Microsoft this morning scrambled to release a fix after reports surfaced that its Security Essentials software was mistakenly identifying the Google Chrome browser as password-stealing malware — and removing the competing web browser from Windows machines.
Ed Bott of ZDNet has the rundown, including details on the updated definitions that Microsoft says will address the problem.
The false positive caused a stir among Chrome users, as reflected in this thread on the Chrome forums, starting with this post …
I have been using Chrome on my office PC for over a year. This morning, after I started up the PC, a Windows Security box popped up and said I had a Security Problem that needed to be removed. I clicked the Details button and saw that it was “PWS:Win32/Zbot”. I clicked the Remove button and restarted my PC. Now I do not have Chrome.
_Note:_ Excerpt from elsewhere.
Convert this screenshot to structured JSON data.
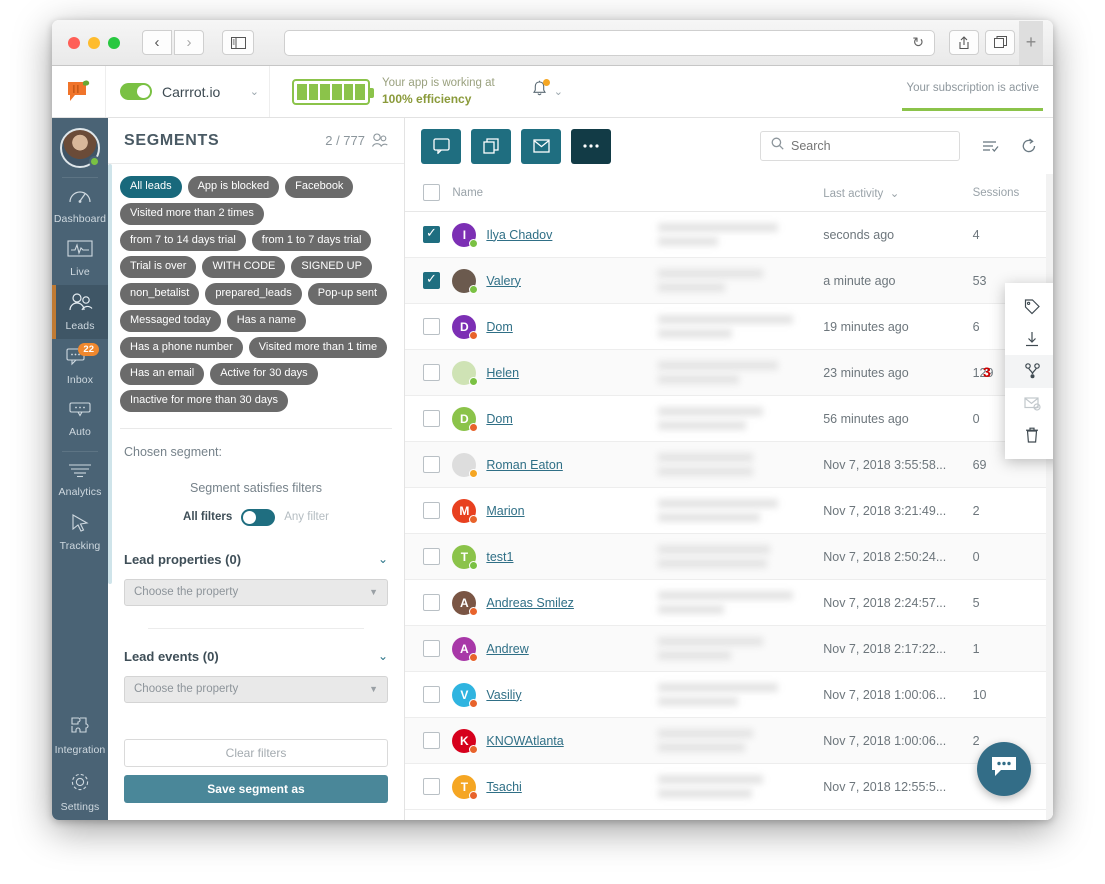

It has been removed or uninstalled. The Chrome.exe file is gone. Was there really a problem, or is this just a way for Microsoft to stick it to Google? If I reinstall Chome, will it have my bookmarks and other settings? Not sure what to do about this, but I much prefer Chrome to Explorer.
That question about bookmarks and settings is a critical one. Even after issuing the fix, Microsoft could have some very angry Chrome users on its hands.
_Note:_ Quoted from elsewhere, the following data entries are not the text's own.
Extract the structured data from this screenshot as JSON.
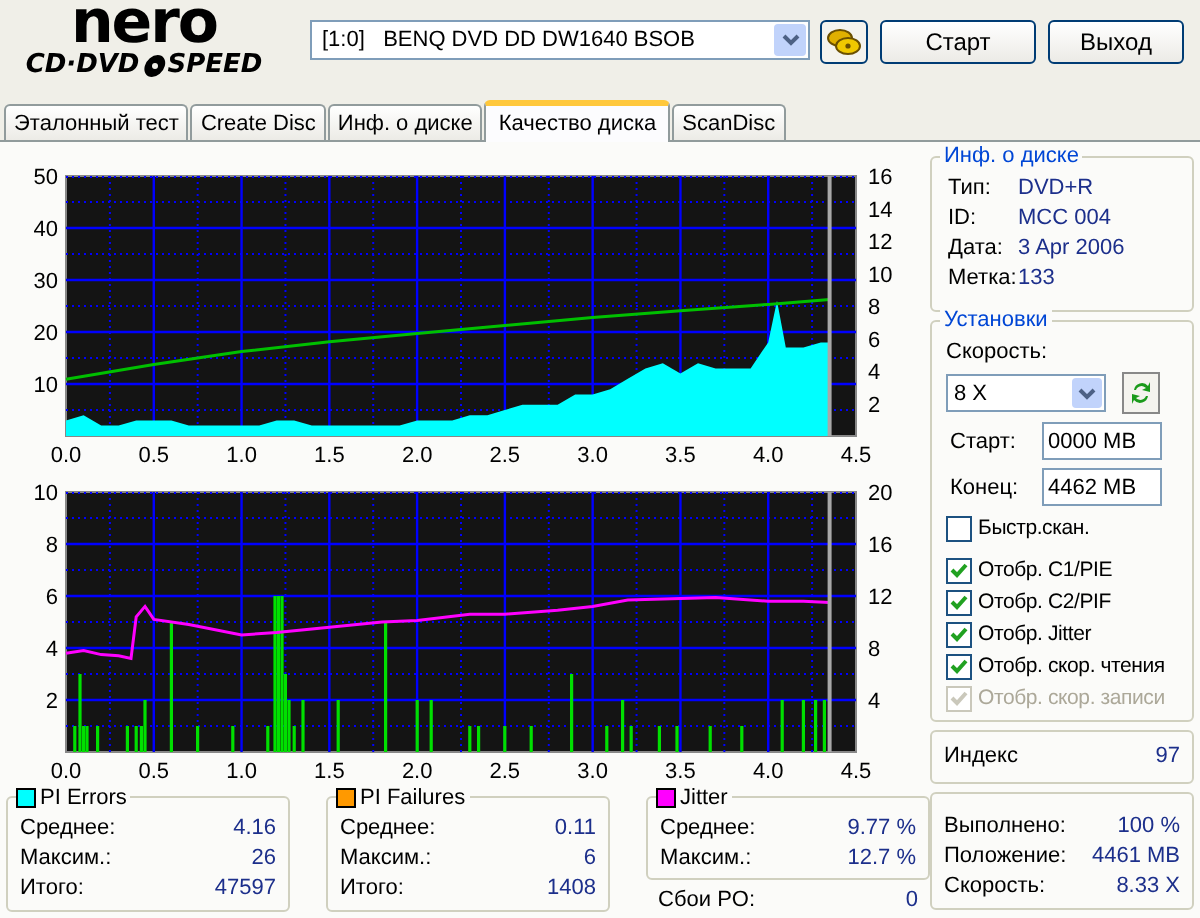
{
  "logo": {
    "brand": "nero",
    "product_left": "CD·DVD",
    "product_right": "SPEED"
  },
  "drive": {
    "value": "[1:0]   BENQ DVD DD DW1640 BSOB"
  },
  "buttons": [
    {
      "label": "Старт"
    },
    {
      "label": "Выход"
    }
  ],
  "tabs": [
    {
      "label": "Эталонный тест",
      "selected": false
    },
    {
      "label": "Create Disc",
      "selected": false
    },
    {
      "label": "Инф. о диске",
      "selected": false
    },
    {
      "label": "Качество диска",
      "selected": true
    },
    {
      "label": "ScanDisc",
      "selected": false
    }
  ],
  "charts": [
    {
      "layers": [
        {
          "chart_data": {
            "type": "area",
            "xlim": [
              0,
              4.5
            ],
            "ylim": [
              0,
              50
            ],
            "xticks": [
              {
                "value": 0,
                "label": "0.0"
              },
              {
                "value": 0.5,
                "label": "0.5"
              },
              {
                "value": 1,
                "label": "1.0"
              },
              {
                "value": 1.5,
                "label": "1.5"
              },
              {
                "value": 2,
                "label": "2.0"
              },
              {
                "value": 2.5,
                "label": "2.5"
              },
              {
                "value": 3,
                "label": "3.0"
              },
              {
                "value": 3.5,
                "label": "3.5"
              },
              {
                "value": 4,
                "label": "4.0"
              },
              {
                "value": 4.5,
                "label": "4.5"
              }
            ],
            "yticks": [
              10,
              20,
              30,
              40,
              50
            ],
            "x": [
              0,
              0.1,
              0.2,
              0.3,
              0.4,
              0.5,
              0.6,
              0.7,
              0.8,
              0.9,
              1,
              1.1,
              1.2,
              1.3,
              1.4,
              1.5,
              1.6,
              1.7,
              1.8,
              1.9,
              2,
              2.1,
              2.2,
              2.3,
              2.4,
              2.5,
              2.6,
              2.7,
              2.8,
              2.9,
              3,
              3.1,
              3.2,
              3.3,
              3.4,
              3.5,
              3.6,
              3.7,
              3.8,
              3.9,
              4,
              4.05,
              4.1,
              4.2,
              4.3,
              4.35
            ],
            "series": [
              {
                "color": "#00ffff",
                "values": [
                  3,
                  4,
                  2,
                  2,
                  3,
                  3,
                  3,
                  2,
                  2,
                  2,
                  2,
                  2,
                  3,
                  3,
                  2,
                  2,
                  2,
                  2,
                  2,
                  2,
                  3,
                  3,
                  3,
                  4,
                  4,
                  5,
                  6,
                  6,
                  6,
                  8,
                  8,
                  9,
                  11,
                  13,
                  14,
                  12,
                  14,
                  13,
                  13,
                  13,
                  18,
                  26,
                  17,
                  17,
                  18,
                  18
                ]
              }
            ]
          }
        },
        {
          "chart_data": {
            "type": "line",
            "xlim": [
              0,
              4.5
            ],
            "ylim": [
              0,
              16
            ],
            "yticks": [
              2,
              4,
              6,
              8,
              10,
              12,
              14,
              16
            ],
            "x": [
              0,
              0.5,
              1,
              1.5,
              2,
              2.5,
              3,
              3.5,
              4,
              4.35
            ],
            "series": [
              {
                "color": "#00c000",
                "values": [
                  3.5,
                  4.4,
                  5.2,
                  5.8,
                  6.3,
                  6.8,
                  7.3,
                  7.7,
                  8.1,
                  8.4
                ]
              }
            ]
          }
        }
      ]
    },
    {
      "layers": [
        {
          "chart_data": {
            "type": "bar",
            "xlim": [
              0,
              4.5
            ],
            "ylim": [
              0,
              10
            ],
            "xticks": [
              {
                "value": 0,
                "label": "0.0"
              },
              {
                "value": 0.5,
                "label": "0.5"
              },
              {
                "value": 1,
                "label": "1.0"
              },
              {
                "value": 1.5,
                "label": "1.5"
              },
              {
                "value": 2,
                "label": "2.0"
              },
              {
                "value": 2.5,
                "label": "2.5"
              },
              {
                "value": 3,
                "label": "3.0"
              },
              {
                "value": 3.5,
                "label": "3.5"
              },
              {
                "value": 4,
                "label": "4.0"
              },
              {
                "value": 4.5,
                "label": "4.5"
              }
            ],
            "yticks": [
              2,
              4,
              6,
              8,
              10
            ],
            "x": [
              0.05,
              0.08,
              0.1,
              0.12,
              0.18,
              0.35,
              0.4,
              0.43,
              0.45,
              0.6,
              0.75,
              0.95,
              1.15,
              1.19,
              1.21,
              1.23,
              1.25,
              1.27,
              1.3,
              1.35,
              1.55,
              1.82,
              2.0,
              2.08,
              2.3,
              2.35,
              2.5,
              2.65,
              2.88,
              3.08,
              3.17,
              3.22,
              3.38,
              3.48,
              3.67,
              3.85,
              4.08,
              4.2,
              4.27,
              4.32
            ],
            "series": [
              {
                "color": "#00e000",
                "values": [
                  1,
                  3,
                  1,
                  1,
                  1,
                  1,
                  1,
                  1,
                  2,
                  5,
                  1,
                  1,
                  1,
                  6,
                  6,
                  6,
                  3,
                  2,
                  1,
                  2,
                  2,
                  5,
                  2,
                  2,
                  1,
                  1,
                  1,
                  1,
                  3,
                  1,
                  2,
                  1,
                  1,
                  1,
                  1,
                  1,
                  2,
                  2,
                  2,
                  2
                ]
              }
            ]
          }
        },
        {
          "chart_data": {
            "type": "line",
            "xlim": [
              0,
              4.5
            ],
            "ylim": [
              0,
              20
            ],
            "yticks": [
              4,
              8,
              12,
              16,
              20
            ],
            "x": [
              0,
              0.1,
              0.2,
              0.3,
              0.37,
              0.4,
              0.45,
              0.5,
              0.7,
              1.0,
              1.2,
              1.5,
              1.8,
              2.0,
              2.3,
              2.5,
              2.8,
              3.0,
              3.2,
              3.5,
              3.7,
              4.0,
              4.2,
              4.35
            ],
            "series": [
              {
                "color": "#ff00ff",
                "values": [
                  7.6,
                  7.8,
                  7.5,
                  7.4,
                  7.2,
                  10.4,
                  11.2,
                  10.2,
                  9.8,
                  9.0,
                  9.2,
                  9.6,
                  10.0,
                  10.1,
                  10.6,
                  10.6,
                  10.9,
                  11.2,
                  11.7,
                  11.8,
                  11.9,
                  11.6,
                  11.6,
                  11.5
                ]
              }
            ]
          }
        }
      ]
    }
  ],
  "disc_info": {
    "title": "Инф. о диске",
    "rows": [
      {
        "label": "Тип:",
        "value": "DVD+R"
      },
      {
        "label": "ID:",
        "value": "MCC 004"
      },
      {
        "label": "Дата:",
        "value": "3 Apr 2006"
      },
      {
        "label": "Метка:",
        "value": "133"
      }
    ]
  },
  "settings": {
    "title": "Установки",
    "speed_label": "Скорость:",
    "speed": "8 X",
    "start_label": "Старт:",
    "start": "0000 MB",
    "end_label": "Конец:",
    "end": "4462 MB",
    "options": [
      {
        "label": "Быстр.скан.",
        "checked": false,
        "disabled": false
      },
      {
        "label": "Отобр. C1/PIE",
        "checked": true,
        "disabled": false
      },
      {
        "label": "Отобр. C2/PIF",
        "checked": true,
        "disabled": false
      },
      {
        "label": "Отобр. Jitter",
        "checked": true,
        "disabled": false
      },
      {
        "label": "Отобр. скор. чтения",
        "checked": true,
        "disabled": false
      },
      {
        "label": "Отобр. скор. записи",
        "checked": true,
        "disabled": true
      }
    ]
  },
  "index": {
    "label": "Индекс",
    "value": "97"
  },
  "progress": [
    {
      "label": "Выполнено:",
      "value": "100 %"
    },
    {
      "label": "Положение:",
      "value": "4461 MB"
    },
    {
      "label": "Скорость:",
      "value": "8.33 X"
    }
  ],
  "stats": [
    {
      "title": "PI Errors",
      "color": "#00ffff",
      "rows": [
        {
          "label": "Среднее:",
          "value": "4.16"
        },
        {
          "label": "Максим.:",
          "value": "26"
        },
        {
          "label": "Итого:",
          "value": "47597"
        }
      ]
    },
    {
      "title": "PI Failures",
      "color": "#ff9900",
      "rows": [
        {
          "label": "Среднее:",
          "value": "0.11"
        },
        {
          "label": "Максим.:",
          "value": "6"
        },
        {
          "label": "Итого:",
          "value": "1408"
        }
      ]
    },
    {
      "title": "Jitter",
      "color": "#ff00ff",
      "rows": [
        {
          "label": "Среднее:",
          "value": "9.77 %"
        },
        {
          "label": "Максим.:",
          "value": "12.7 %"
        }
      ]
    }
  ],
  "po_failures": {
    "label": "Сбои PO:",
    "value": "0"
  }
}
Update, 11:57 a.m.: Here’s Microsoft’s statement …
On September 30th, 2011, an incorrect detection for PWS:Win32/Zbot was identified and as a result, Google Chrome was inadvertently blocked and in some cases removed from customers PCs. We have already fixed the issue — we released an updated signature (1.113.672.0) at 9:57 am PDT — but approximately 3,000 customers were impacted. Affected customers should manually update Microsoft Security Essentials (MSE) with the latest signatures. To do this, simply launch MSE, go to the update tab and click the Update button, and then reinstall Google Chrome. We apologize for the inconvenience this may have caused our customers.